The carbonation in beer can be a confusing concept for some people. After all, if you open up a bottle of beer and pour it into your glass, it doesn't stay bubbly forever. So why does the foam go flat after just a few minutes? There are many factors at play when it comes to beer in a glass. The bubbles are released from the surface of nucleation sites like imperfections in the inside of the glass, grains of salt, and dust particles. A potter can create glasses with variations in the thickness of the glass, indentations or special surfacing on the bottom to affect how much nucleation occurs. The temperature of your glass: tavern or home will affect how much nucleation occurs as well because cooler temperatures mean less gas dissolved in liquid so less gas available escape through nucleation."
There are many factors at play when it comes to beer in a glass.
The first is the fact that beer is made up of carbon dioxide, alcohol and water. When you pour your beer into the glass, some of the carbon dioxide gas will come out of solution as bubbles. This causes foaming on top of the drink. The amount that comes out depends on how long you let it sit before drinking and other factors such as temperature (which affects solubility).
The bubbles are released from the surface of nucleation sites like imperfections in the inside of the glass, grains of salt, and dust particles.
These are called nucleation sites. When you shake your beer before pouring it into a glass, you're helping to create more nucleation sites for CO2 to release from.
A potter can create glasses with variations in the thickness of the glass, indentations, or special surfacing on the bottom to affect how much nucleation occurs.
The glassware industry has responded to the popularity of craft beer by creating innovations in glassware that allow for varying levels of nucleation. For example, a potter can create glasses with variations in the thickness of the glass, indentations, or special surfacing on the bottom to affect how much nucleation occurs. Some glasses have dimples or textured bottoms that cause bubbles to form more readily than other kinds of glasses. It's important for customers to know what style of beer they are drinking so that they can select appropriate glassware for maximum enjoyment!
The temperature of your glass, tavern or home will affect how much nucleation occurs as well.
As the liquid warms up, more CO2 is released from nucleation sites on the inside of the glass (let's call them "gassy bubbles"). Cooler temperatures mean less gas dissolved in the liquid, so there won't be as many bubbles available to form under normal circumstances.

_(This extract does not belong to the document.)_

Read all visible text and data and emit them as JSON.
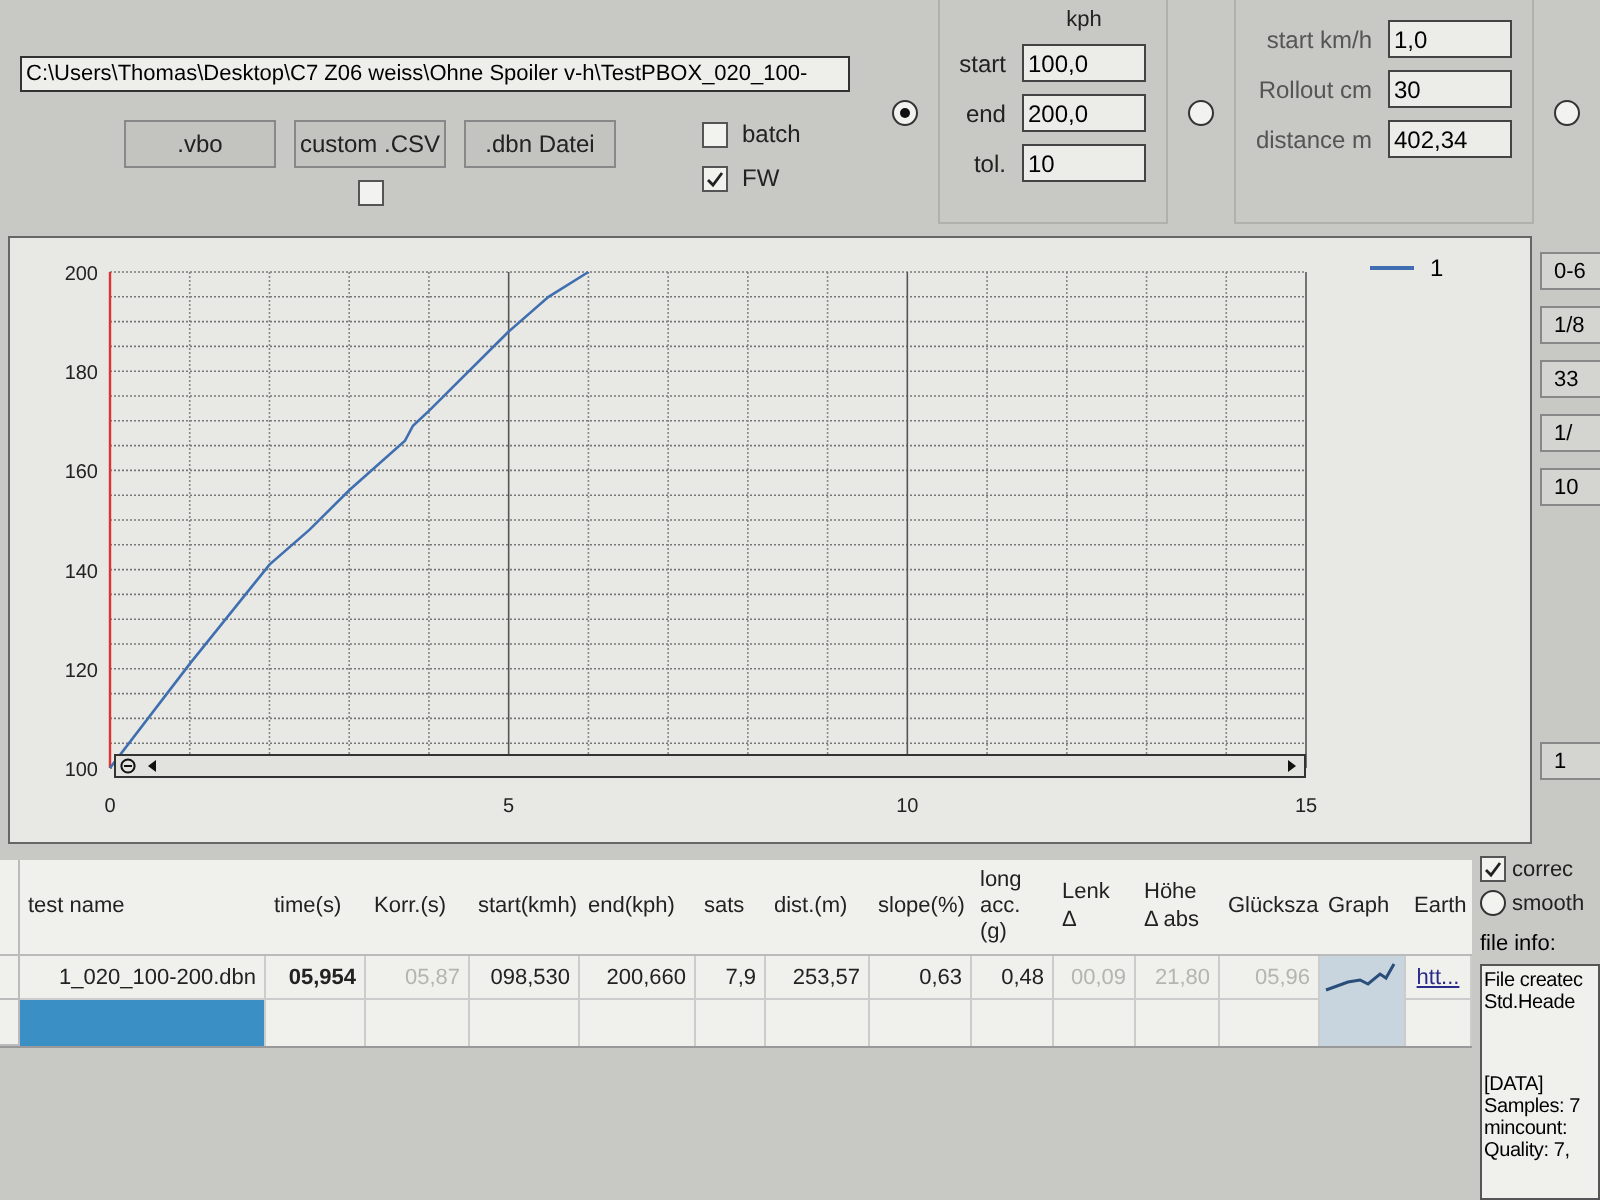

If you've ever noticed a beer getting warmer and bubblier over time at a bar or during a party, chances are it's because people aren't drinking fast enough for their drinks to stay cold enough for long periods of time—meaning there's more carbon dioxide available for bubbles to form at any given moment.
Cooler temperatures mean less gas dissolved in the liquid, so less gas is available to escape through nucleation.

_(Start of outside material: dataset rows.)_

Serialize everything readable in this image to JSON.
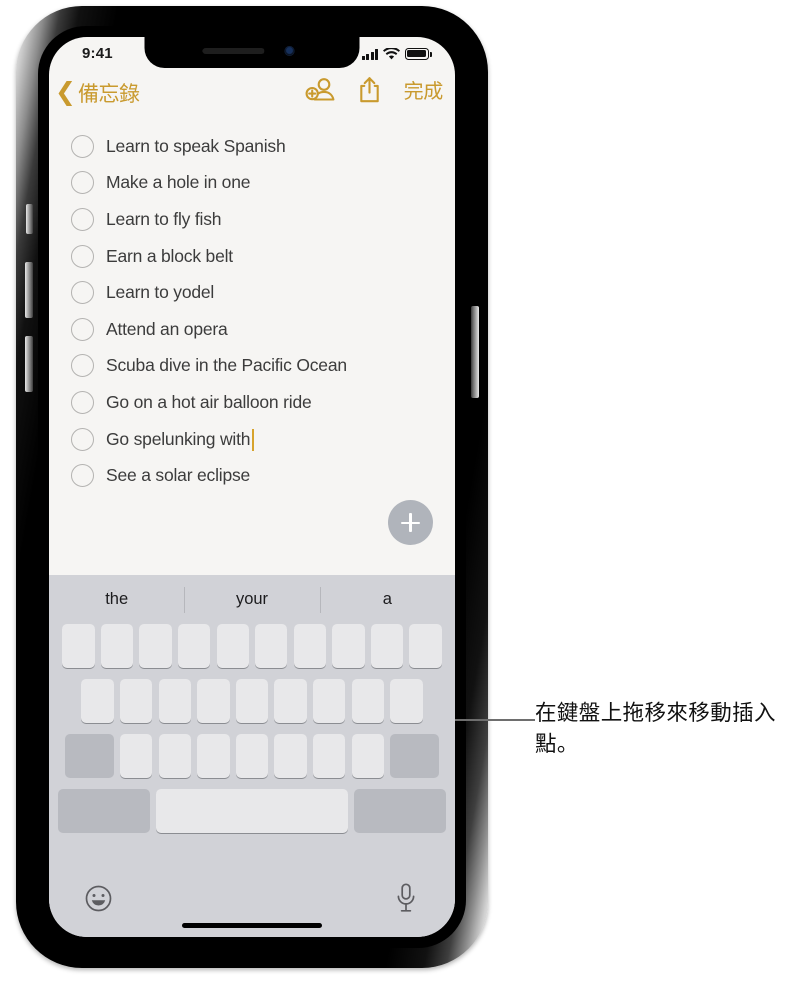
{
  "device": {
    "frame_name": "iphone-x-frame",
    "status_bar": {
      "time": "9:41",
      "signal_icon": "cellular-bars-icon",
      "wifi_icon": "wifi-icon",
      "battery_icon": "battery-full-icon"
    }
  },
  "app": {
    "name": "Notes",
    "toolbar": {
      "back_chevron": "‹",
      "back_label": "備忘錄",
      "add_people_icon": "add-person-icon",
      "share_icon": "share-icon",
      "done_label": "完成",
      "accent_color": "#c99a2e"
    },
    "checklist": {
      "items": [
        {
          "text": "Learn to speak Spanish",
          "checked": false,
          "caret": false
        },
        {
          "text": "Make a hole in one",
          "checked": false,
          "caret": false
        },
        {
          "text": "Learn to fly fish",
          "checked": false,
          "caret": false
        },
        {
          "text": "Earn a block belt",
          "checked": false,
          "caret": false
        },
        {
          "text": "Learn to yodel",
          "checked": false,
          "caret": false
        },
        {
          "text": "Attend an opera",
          "checked": false,
          "caret": false
        },
        {
          "text": "Scuba dive in the Pacific Ocean",
          "checked": false,
          "caret": false
        },
        {
          "text": "Go on a hot air balloon ride",
          "checked": false,
          "caret": false
        },
        {
          "text": "Go spelunking with",
          "checked": false,
          "caret": true
        },
        {
          "text": "See a solar eclipse",
          "checked": false,
          "caret": false
        }
      ]
    },
    "add_button": {
      "icon": "plus-icon",
      "color": "#b0b4bb"
    }
  },
  "keyboard": {
    "mode": "trackpad",
    "suggestions": [
      "the",
      "your",
      "a"
    ],
    "rows": [
      {
        "id": "row1",
        "keys": [
          {
            "type": "letter",
            "style": "light"
          },
          {
            "type": "letter",
            "style": "light"
          },
          {
            "type": "letter",
            "style": "light"
          },
          {
            "type": "letter",
            "style": "light"
          },
          {
            "type": "letter",
            "style": "light"
          },
          {
            "type": "letter",
            "style": "light"
          },
          {
            "type": "letter",
            "style": "light"
          },
          {
            "type": "letter",
            "style": "light"
          },
          {
            "type": "letter",
            "style": "light"
          },
          {
            "type": "letter",
            "style": "light"
          }
        ]
      },
      {
        "id": "row2",
        "keys": [
          {
            "type": "letter",
            "style": "light"
          },
          {
            "type": "letter",
            "style": "light"
          },
          {
            "type": "letter",
            "style": "light"
          },
          {
            "type": "letter",
            "style": "light"
          },
          {
            "type": "letter",
            "style": "light"
          },
          {
            "type": "letter",
            "style": "light"
          },
          {
            "type": "letter",
            "style": "light"
          },
          {
            "type": "letter",
            "style": "light"
          },
          {
            "type": "letter",
            "style": "light"
          }
        ]
      },
      {
        "id": "row3",
        "keys": [
          {
            "type": "mod-wide",
            "style": "dark"
          },
          {
            "type": "letter",
            "style": "light"
          },
          {
            "type": "letter",
            "style": "light"
          },
          {
            "type": "letter",
            "style": "light"
          },
          {
            "type": "letter",
            "style": "light"
          },
          {
            "type": "letter",
            "style": "light"
          },
          {
            "type": "letter",
            "style": "light"
          },
          {
            "type": "letter",
            "style": "light"
          },
          {
            "type": "mod-wide",
            "style": "dark"
          }
        ]
      },
      {
        "id": "row4",
        "keys": [
          {
            "type": "bottom-side",
            "style": "dark"
          },
          {
            "type": "space",
            "style": "light"
          },
          {
            "type": "bottom-side",
            "style": "dark"
          }
        ]
      }
    ],
    "emoji_icon": "emoji-smiley-icon",
    "dictation_icon": "microphone-icon",
    "home_indicator": "home-indicator-bar"
  },
  "annotation": {
    "leader_line": "callout-leader-line",
    "text": "在鍵盤上拖移來移動插入點。"
  }
}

There are two main reasons why your beer keeps bubbling once it's in a beer glass. The first is that cooler temperatures mean less gas dissolved in the liquid and so less gas is available to escape through nucleation. As you pour the beer into your glass, more of it comes into contact with air bubbles and those air bubbles are able to form even faster because there’s more surface area for them to form on.
A draft beer also has less CO2 than a bottled beer because the yeast is still active in the bottle and continues to emit CO2 while fermenting.
The yeast is at its most active when it's first introduced to your beer, so you may notice that bottled beers are bubblier when you first open them. But once they've been stored for some time, there's more space between the liquid and gas, which means less bubbling—and we can only conclude that this is simply because an unopened bottle of homebrewed ale contains more carbon dioxide than one that's been open for weeks on end.
Beer stays bubbly because carbon dioxide is being released from nucleation sites on the inside of your glass.
The bubbles in your beer are carbon dioxide. The gas is dissolved at the bottom of your glass, and as you drink it up, more CO2 comes out of solution and forms tiny bubbles that make up foam on top.
When you pour beer into a glass, there are imperfections in the glass—little pits called nucleation sites—that act as tiny bubble makers. These nucleation sites can be caused by scratches or chips on its surface, sand from drilling machines used to make bottles and barrels (and other things), small grains of salt or dust particles clinging to it after being washed with water or put through dishwashers; basically anything that creates a rough spot on what otherwise would be a very smooth surface.
The next time you're enjoying a nice cold beer, think about the science behind what's happening! The bubbles in your glass are helping to release carbon dioxide from nucleation sites on the surface of your glass. This is why you should always swirl your glass and never shake it because shaking will create more nucleation sites and make more CO2 escape from inside.